Exercise = Go through the records and show each line where the word "before" occurs.

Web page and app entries
☆ ☆ ☆

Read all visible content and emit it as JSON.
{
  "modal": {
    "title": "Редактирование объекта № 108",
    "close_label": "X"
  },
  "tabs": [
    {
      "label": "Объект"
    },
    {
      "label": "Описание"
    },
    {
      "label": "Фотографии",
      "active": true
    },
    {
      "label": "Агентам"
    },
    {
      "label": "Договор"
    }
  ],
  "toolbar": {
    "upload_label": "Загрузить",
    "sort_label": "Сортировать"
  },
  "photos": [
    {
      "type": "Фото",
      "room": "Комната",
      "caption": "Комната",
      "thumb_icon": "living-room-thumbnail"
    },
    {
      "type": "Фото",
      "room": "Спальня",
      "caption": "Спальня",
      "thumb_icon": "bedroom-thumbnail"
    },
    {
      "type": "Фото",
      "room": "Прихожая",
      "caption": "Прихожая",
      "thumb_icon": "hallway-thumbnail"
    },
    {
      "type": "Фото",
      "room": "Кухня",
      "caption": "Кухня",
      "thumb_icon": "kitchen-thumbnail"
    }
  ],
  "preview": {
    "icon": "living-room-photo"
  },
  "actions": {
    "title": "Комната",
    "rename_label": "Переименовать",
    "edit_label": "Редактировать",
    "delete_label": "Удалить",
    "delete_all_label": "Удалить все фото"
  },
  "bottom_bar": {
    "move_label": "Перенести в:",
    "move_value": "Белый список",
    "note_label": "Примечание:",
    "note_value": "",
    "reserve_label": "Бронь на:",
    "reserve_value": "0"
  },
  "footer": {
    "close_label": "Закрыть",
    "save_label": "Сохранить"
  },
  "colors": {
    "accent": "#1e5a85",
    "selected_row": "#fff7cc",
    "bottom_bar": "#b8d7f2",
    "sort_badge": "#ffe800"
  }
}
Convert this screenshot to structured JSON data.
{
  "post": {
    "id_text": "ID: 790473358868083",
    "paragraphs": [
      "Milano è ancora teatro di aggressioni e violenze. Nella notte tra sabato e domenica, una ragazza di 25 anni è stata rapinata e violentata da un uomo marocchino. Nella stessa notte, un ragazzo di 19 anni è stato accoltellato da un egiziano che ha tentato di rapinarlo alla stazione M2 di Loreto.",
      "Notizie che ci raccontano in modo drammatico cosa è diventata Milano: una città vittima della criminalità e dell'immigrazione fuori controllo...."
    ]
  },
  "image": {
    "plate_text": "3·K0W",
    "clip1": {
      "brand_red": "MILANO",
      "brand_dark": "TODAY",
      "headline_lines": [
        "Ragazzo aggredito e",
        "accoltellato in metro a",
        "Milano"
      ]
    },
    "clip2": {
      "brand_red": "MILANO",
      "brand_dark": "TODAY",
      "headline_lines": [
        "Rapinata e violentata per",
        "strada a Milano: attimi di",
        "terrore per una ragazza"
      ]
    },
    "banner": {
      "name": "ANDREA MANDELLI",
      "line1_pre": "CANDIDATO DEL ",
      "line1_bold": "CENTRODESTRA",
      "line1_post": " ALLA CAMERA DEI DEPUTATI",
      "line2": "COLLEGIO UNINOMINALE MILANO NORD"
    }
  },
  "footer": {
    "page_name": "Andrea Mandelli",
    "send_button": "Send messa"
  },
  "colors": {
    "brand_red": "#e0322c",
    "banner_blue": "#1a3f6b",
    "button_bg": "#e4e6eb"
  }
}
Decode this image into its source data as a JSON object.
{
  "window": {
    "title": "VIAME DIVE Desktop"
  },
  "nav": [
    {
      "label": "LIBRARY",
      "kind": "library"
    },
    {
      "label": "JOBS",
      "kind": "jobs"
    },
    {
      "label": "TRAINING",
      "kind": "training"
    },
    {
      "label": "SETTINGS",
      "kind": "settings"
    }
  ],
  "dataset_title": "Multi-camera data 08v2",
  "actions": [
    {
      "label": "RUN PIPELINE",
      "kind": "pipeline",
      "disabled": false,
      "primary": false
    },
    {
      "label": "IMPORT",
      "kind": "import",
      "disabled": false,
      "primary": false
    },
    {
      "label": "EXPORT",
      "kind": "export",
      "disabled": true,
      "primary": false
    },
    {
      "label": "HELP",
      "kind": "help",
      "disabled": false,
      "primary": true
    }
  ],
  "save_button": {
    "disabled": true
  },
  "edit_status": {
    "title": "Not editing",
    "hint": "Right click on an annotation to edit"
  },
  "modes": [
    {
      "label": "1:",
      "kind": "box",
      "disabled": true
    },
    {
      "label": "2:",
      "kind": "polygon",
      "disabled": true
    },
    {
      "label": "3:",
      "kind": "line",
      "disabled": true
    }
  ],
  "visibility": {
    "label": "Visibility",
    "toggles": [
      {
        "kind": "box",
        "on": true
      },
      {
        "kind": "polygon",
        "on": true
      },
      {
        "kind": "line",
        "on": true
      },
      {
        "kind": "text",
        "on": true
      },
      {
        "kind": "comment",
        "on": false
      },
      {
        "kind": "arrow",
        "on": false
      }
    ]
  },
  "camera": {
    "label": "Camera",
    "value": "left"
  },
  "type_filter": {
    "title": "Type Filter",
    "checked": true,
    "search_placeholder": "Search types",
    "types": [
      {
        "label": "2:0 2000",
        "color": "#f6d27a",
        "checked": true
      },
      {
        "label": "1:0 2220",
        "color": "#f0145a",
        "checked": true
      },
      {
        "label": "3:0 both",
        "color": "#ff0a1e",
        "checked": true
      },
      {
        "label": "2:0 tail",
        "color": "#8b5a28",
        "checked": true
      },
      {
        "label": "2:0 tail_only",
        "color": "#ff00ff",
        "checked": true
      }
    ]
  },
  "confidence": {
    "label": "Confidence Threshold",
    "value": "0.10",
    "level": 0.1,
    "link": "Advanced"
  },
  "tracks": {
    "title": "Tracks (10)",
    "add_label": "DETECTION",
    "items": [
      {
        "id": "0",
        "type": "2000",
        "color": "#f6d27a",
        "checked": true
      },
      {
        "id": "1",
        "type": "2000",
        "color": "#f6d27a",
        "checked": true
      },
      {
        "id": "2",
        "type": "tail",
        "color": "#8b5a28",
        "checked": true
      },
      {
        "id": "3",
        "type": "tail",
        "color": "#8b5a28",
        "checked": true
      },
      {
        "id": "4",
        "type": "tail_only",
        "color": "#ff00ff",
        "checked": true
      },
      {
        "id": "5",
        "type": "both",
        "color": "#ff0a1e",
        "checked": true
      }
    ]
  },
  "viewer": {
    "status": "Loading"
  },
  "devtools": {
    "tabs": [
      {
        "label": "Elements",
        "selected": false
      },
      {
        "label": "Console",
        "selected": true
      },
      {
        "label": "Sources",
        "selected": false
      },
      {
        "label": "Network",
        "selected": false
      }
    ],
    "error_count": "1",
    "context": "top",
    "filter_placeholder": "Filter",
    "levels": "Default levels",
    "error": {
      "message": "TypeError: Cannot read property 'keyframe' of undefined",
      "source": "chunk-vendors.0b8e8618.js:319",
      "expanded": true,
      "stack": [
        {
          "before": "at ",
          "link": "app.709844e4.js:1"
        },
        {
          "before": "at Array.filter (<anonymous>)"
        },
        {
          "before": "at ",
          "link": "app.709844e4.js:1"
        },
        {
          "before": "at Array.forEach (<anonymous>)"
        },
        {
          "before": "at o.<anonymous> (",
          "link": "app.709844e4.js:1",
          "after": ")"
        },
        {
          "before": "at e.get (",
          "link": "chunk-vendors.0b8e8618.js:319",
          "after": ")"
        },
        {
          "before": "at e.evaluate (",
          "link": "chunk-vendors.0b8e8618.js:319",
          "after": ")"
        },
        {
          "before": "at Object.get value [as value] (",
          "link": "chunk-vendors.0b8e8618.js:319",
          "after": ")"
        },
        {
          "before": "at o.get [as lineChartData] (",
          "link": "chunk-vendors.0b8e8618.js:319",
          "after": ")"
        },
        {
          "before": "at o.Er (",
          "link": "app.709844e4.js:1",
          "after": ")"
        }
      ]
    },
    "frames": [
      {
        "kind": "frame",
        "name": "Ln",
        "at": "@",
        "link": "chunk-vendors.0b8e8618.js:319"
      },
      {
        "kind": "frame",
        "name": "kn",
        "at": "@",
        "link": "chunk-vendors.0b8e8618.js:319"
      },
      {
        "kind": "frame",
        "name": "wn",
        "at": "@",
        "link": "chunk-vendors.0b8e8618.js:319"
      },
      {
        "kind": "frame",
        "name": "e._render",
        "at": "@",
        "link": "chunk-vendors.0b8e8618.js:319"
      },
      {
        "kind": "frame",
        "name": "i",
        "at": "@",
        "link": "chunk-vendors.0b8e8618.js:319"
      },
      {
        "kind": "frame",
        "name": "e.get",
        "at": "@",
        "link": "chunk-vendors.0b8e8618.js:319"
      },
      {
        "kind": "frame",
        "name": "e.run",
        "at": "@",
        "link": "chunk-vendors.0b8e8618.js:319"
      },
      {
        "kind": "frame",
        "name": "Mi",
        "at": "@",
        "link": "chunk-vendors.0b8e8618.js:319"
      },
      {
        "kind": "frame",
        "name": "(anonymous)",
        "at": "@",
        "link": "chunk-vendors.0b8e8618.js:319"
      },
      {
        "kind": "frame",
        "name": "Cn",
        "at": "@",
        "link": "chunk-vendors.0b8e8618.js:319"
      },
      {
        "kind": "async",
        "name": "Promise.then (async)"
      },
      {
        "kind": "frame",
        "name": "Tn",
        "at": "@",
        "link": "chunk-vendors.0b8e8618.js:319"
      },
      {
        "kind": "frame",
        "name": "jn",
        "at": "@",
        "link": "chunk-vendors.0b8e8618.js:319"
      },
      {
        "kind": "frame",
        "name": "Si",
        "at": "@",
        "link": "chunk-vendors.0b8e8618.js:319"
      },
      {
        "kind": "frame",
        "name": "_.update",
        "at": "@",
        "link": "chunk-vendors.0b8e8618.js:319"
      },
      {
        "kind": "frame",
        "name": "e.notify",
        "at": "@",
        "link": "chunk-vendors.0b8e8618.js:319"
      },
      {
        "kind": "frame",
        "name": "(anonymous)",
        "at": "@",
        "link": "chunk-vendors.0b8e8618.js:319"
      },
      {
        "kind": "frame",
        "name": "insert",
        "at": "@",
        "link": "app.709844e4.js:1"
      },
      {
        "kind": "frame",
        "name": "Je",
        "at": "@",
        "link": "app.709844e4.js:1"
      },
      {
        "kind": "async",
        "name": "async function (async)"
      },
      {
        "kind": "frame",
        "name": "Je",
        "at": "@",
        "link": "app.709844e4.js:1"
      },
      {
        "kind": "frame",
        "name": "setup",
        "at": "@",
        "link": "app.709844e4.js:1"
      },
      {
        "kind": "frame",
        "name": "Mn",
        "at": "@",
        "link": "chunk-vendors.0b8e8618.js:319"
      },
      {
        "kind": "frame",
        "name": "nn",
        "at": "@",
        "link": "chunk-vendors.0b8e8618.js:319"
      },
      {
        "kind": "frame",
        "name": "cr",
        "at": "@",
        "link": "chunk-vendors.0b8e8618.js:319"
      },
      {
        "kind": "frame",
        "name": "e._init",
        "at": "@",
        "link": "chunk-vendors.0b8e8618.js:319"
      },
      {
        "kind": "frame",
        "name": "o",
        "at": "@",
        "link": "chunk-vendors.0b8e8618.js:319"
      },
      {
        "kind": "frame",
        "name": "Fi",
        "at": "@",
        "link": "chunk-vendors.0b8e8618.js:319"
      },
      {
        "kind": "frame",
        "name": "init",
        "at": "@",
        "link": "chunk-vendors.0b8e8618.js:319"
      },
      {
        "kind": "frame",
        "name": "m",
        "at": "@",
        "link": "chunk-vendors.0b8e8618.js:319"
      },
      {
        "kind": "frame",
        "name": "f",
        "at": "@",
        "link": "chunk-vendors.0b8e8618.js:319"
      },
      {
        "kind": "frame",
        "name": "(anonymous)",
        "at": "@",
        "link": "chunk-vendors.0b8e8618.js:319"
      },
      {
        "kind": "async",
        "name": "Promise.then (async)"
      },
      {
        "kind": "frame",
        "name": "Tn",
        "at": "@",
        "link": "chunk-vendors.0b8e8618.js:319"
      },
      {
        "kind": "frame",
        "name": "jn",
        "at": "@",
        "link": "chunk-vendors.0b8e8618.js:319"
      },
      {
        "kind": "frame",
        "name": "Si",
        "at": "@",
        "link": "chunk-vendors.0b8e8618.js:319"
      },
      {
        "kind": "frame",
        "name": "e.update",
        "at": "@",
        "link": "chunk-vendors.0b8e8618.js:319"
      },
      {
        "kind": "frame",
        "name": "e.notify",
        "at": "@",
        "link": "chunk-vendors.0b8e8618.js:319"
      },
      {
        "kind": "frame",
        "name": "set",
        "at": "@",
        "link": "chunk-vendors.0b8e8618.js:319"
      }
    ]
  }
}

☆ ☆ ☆

Answer section =
          "before": "at ",
          "before": "at Array.filter (<anonymous>)"
          "before": "at ",
          "before": "at Array.forEach (<anonymous>)"
          "before": "at o.<anonymous> (",
          "before": "at e.get (",
          "before": "at e.evaluate (",
          "before": "at Object.get value [as value] (",
          "before": "at o.get [as lineChartData] (",
          "before": "at o.Er (",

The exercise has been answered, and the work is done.